→ Information given
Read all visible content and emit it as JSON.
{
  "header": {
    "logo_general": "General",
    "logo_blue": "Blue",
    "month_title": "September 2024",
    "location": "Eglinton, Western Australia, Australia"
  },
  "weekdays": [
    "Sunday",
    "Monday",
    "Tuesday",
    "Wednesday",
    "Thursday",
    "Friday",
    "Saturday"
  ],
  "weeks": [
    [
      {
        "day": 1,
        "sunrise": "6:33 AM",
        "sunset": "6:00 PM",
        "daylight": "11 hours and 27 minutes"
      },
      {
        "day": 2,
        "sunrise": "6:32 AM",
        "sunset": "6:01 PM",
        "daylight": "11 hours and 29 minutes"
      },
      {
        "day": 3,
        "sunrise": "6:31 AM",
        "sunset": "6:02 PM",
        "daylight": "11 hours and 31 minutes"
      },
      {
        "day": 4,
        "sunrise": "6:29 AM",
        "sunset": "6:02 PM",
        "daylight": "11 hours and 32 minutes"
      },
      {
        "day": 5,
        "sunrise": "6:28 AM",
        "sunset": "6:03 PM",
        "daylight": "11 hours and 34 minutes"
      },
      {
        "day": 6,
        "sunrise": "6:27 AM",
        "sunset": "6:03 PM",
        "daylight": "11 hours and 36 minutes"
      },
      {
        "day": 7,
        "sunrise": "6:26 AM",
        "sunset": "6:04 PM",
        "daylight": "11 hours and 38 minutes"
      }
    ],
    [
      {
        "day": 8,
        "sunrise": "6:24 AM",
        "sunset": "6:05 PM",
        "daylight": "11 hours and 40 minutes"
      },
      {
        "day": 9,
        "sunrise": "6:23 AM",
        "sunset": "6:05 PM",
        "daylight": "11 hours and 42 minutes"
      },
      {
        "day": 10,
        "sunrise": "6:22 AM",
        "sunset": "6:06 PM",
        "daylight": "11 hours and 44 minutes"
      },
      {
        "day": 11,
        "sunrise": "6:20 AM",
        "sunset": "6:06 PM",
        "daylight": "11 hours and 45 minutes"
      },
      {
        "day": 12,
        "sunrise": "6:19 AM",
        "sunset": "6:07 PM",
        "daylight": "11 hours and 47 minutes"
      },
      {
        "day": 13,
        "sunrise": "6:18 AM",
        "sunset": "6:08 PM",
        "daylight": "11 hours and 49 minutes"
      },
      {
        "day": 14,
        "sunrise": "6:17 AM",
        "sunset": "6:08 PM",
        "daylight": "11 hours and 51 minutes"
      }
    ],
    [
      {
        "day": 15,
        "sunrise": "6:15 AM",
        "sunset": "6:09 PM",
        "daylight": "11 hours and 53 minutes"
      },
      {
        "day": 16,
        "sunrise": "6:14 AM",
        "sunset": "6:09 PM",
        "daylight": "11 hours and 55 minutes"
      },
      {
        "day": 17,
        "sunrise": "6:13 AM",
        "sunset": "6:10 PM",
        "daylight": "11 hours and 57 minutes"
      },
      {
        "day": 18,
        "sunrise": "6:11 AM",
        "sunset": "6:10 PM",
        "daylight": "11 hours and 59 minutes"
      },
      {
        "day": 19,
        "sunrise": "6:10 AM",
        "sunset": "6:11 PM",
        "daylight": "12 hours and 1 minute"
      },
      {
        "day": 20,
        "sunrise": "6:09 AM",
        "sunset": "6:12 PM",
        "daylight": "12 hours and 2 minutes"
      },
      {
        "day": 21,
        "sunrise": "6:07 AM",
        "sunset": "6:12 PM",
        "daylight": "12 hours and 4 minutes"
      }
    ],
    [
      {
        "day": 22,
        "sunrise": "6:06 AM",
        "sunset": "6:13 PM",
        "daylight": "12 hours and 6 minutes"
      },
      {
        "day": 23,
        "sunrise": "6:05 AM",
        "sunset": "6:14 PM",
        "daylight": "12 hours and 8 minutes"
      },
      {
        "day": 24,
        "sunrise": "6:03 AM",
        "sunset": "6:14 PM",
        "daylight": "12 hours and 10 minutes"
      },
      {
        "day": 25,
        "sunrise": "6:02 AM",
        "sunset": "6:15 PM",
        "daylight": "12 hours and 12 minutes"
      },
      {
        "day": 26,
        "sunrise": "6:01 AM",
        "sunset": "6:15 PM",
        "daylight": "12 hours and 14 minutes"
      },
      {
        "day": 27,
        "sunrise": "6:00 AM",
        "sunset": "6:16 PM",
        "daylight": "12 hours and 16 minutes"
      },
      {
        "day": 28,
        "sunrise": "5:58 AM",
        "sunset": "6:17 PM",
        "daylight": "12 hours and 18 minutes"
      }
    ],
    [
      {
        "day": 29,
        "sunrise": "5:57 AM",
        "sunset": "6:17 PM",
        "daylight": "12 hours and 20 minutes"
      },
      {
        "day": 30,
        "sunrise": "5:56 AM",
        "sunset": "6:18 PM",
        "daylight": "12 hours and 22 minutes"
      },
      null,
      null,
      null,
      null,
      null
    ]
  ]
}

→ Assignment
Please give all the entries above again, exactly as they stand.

→ Exercise answer
Read all visible content and emit it as JSON.
{
  "header": {
    "logo_general": "General",
    "logo_blue": "Blue",
    "month_title": "September 2024",
    "location": "Eglinton, Western Australia, Australia"
  },
  "weekdays": [
    "Sunday",
    "Monday",
    "Tuesday",
    "Wednesday",
    "Thursday",
    "Friday",
    "Saturday"
  ],
  "weeks": [
    [
      {
        "day": 1,
        "sunrise": "6:33 AM",
        "sunset": "6:00 PM",
        "daylight": "11 hours and 27 minutes"
      },
      {
        "day": 2,
        "sunrise": "6:32 AM",
        "sunset": "6:01 PM",
        "daylight": "11 hours and 29 minutes"
      },
      {
        "day": 3,
        "sunrise": "6:31 AM",
        "sunset": "6:02 PM",
        "daylight": "11 hours and 31 minutes"
      },
      {
        "day": 4,
        "sunrise": "6:29 AM",
        "sunset": "6:02 PM",
        "daylight": "11 hours and 32 minutes"
      },
      {
        "day": 5,
        "sunrise": "6:28 AM",
        "sunset": "6:03 PM",
        "daylight": "11 hours and 34 minutes"
      },
      {
        "day": 6,
        "sunrise": "6:27 AM",
        "sunset": "6:03 PM",
        "daylight": "11 hours and 36 minutes"
      },
      {
        "day": 7,
        "sunrise": "6:26 AM",
        "sunset": "6:04 PM",
        "daylight": "11 hours and 38 minutes"
      }
    ],
    [
      {
        "day": 8,
        "sunrise": "6:24 AM",
        "sunset": "6:05 PM",
        "daylight": "11 hours and 40 minutes"
      },
      {
        "day": 9,
        "sunrise": "6:23 AM",
        "sunset": "6:05 PM",
        "daylight": "11 hours and 42 minutes"
      },
      {
        "day": 10,
        "sunrise": "6:22 AM",
        "sunset": "6:06 PM",
        "daylight": "11 hours and 44 minutes"
      },
      {
        "day": 11,
        "sunrise": "6:20 AM",
        "sunset": "6:06 PM",
        "daylight": "11 hours and 45 minutes"
      },
      {
        "day": 12,
        "sunrise": "6:19 AM",
        "sunset": "6:07 PM",
        "daylight": "11 hours and 47 minutes"
      },
      {
        "day": 13,
        "sunrise": "6:18 AM",
        "sunset": "6:08 PM",
        "daylight": "11 hours and 49 minutes"
      },
      {
        "day": 14,
        "sunrise": "6:17 AM",
        "sunset": "6:08 PM",
        "daylight": "11 hours and 51 minutes"
      }
    ],
    [
      {
        "day": 15,
        "sunrise": "6:15 AM",
        "sunset": "6:09 PM",
        "daylight": "11 hours and 53 minutes"
      },
      {
        "day": 16,
        "sunrise": "6:14 AM",
        "sunset": "6:09 PM",
        "daylight": "11 hours and 55 minutes"
      },
      {
        "day": 17,
        "sunrise": "6:13 AM",
        "sunset": "6:10 PM",
        "daylight": "11 hours and 57 minutes"
      },
      {
        "day": 18,
        "sunrise": "6:11 AM",
        "sunset": "6:10 PM",
        "daylight": "11 hours and 59 minutes"
      },
      {
        "day": 19,
        "sunrise": "6:10 AM",
        "sunset": "6:11 PM",
        "daylight": "12 hours and 1 minute"
      },
      {
        "day": 20,
        "sunrise": "6:09 AM",
        "sunset": "6:12 PM",
        "daylight": "12 hours and 2 minutes"
      },
      {
        "day": 21,
        "sunrise": "6:07 AM",
        "sunset": "6:12 PM",
        "daylight": "12 hours and 4 minutes"
      }
    ],
    [
      {
        "day": 22,
        "sunrise": "6:06 AM",
        "sunset": "6:13 PM",
        "daylight": "12 hours and 6 minutes"
      },
      {
        "day": 23,
        "sunrise": "6:05 AM",
        "sunset": "6:14 PM",
        "daylight": "12 hours and 8 minutes"
      },
      {
        "day": 24,
        "sunrise": "6:03 AM",
        "sunset": "6:14 PM",
        "daylight": "12 hours and 10 minutes"
      },
      {
        "day": 25,
        "sunrise": "6:02 AM",
        "sunset": "6:15 PM",
        "daylight": "12 hours and 12 minutes"
      },
      {
        "day": 26,
        "sunrise": "6:01 AM",
        "sunset": "6:15 PM",
        "daylight": "12 hours and 14 minutes"
      },
      {
        "day": 27,
        "sunrise": "6:00 AM",
        "sunset": "6:16 PM",
        "daylight": "12 hours and 16 minutes"
      },
      {
        "day": 28,
        "sunrise": "5:58 AM",
        "sunset": "6:17 PM",
        "daylight": "12 hours and 18 minutes"
      }
    ],
    [
      {
        "day": 29,
        "sunrise": "5:57 AM",
        "sunset": "6:17 PM",
        "daylight": "12 hours and 20 minutes"
      },
      {
        "day": 30,
        "sunrise": "5:56 AM",
        "sunset": "6:18 PM",
        "daylight": "12 hours and 22 minutes"
      },
      null,
      null,
      null,
      null,
      null
    ]
  ]
}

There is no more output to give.